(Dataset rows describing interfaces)
= Beginning of Section =

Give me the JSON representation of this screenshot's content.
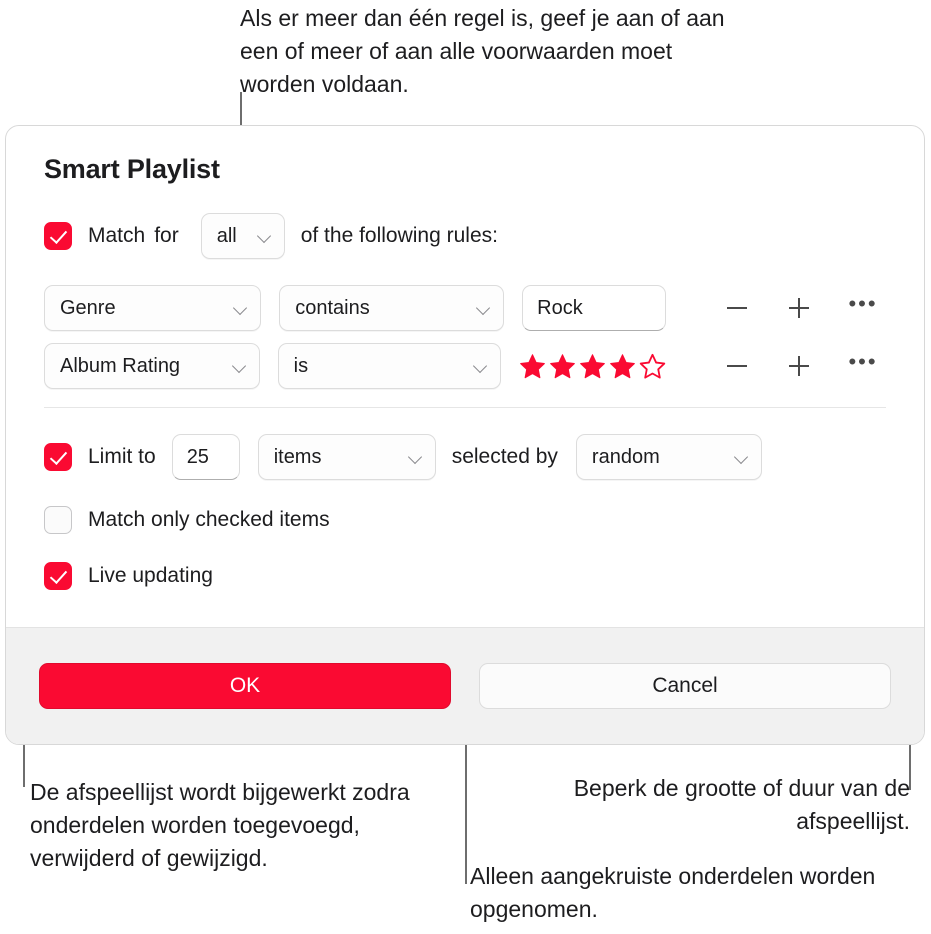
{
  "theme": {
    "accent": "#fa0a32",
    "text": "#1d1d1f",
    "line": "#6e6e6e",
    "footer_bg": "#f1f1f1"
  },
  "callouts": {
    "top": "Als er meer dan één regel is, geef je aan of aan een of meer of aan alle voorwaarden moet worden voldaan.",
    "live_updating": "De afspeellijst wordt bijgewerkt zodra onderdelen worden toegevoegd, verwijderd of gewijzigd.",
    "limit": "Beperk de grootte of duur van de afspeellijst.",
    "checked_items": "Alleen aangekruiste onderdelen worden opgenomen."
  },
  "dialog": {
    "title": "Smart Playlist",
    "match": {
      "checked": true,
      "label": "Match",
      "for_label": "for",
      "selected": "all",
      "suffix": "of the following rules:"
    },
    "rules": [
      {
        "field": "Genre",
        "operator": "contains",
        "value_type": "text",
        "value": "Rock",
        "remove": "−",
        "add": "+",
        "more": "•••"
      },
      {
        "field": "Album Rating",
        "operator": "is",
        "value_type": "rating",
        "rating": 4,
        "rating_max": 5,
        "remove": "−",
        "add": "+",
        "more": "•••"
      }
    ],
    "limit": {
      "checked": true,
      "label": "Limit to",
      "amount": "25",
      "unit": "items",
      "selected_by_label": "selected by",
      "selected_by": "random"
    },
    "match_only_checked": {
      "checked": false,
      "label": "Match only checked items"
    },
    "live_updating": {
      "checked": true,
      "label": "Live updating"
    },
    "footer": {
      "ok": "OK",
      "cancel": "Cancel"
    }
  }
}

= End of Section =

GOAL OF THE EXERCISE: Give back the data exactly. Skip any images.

REPLY TO THE TASK:
Give me the JSON representation of this screenshot's content.
{
  "theme": {
    "accent": "#fa0a32",
    "text": "#1d1d1f",
    "line": "#6e6e6e",
    "footer_bg": "#f1f1f1"
  },
  "callouts": {
    "top": "Als er meer dan één regel is, geef je aan of aan een of meer of aan alle voorwaarden moet worden voldaan.",
    "live_updating": "De afspeellijst wordt bijgewerkt zodra onderdelen worden toegevoegd, verwijderd of gewijzigd.",
    "limit": "Beperk de grootte of duur van de afspeellijst.",
    "checked_items": "Alleen aangekruiste onderdelen worden opgenomen."
  },
  "dialog": {
    "title": "Smart Playlist",
    "match": {
      "checked": true,
      "label": "Match",
      "for_label": "for",
      "selected": "all",
      "suffix": "of the following rules:"
    },
    "rules": [
      {
        "field": "Genre",
        "operator": "contains",
        "value_type": "text",
        "value": "Rock",
        "remove": "−",
        "add": "+",
        "more": "•••"
      },
      {
        "field": "Album Rating",
        "operator": "is",
        "value_type": "rating",
        "rating": 4,
        "rating_max": 5,
        "remove": "−",
        "add": "+",
        "more": "•••"
      }
    ],
    "limit": {
      "checked": true,
      "label": "Limit to",
      "amount": "25",
      "unit": "items",
      "selected_by_label": "selected by",
      "selected_by": "random"
    },
    "match_only_checked": {
      "checked": false,
      "label": "Match only checked items"
    },
    "live_updating": {
      "checked": true,
      "label": "Live updating"
    },
    "footer": {
      "ok": "OK",
      "cancel": "Cancel"
    }
  }
}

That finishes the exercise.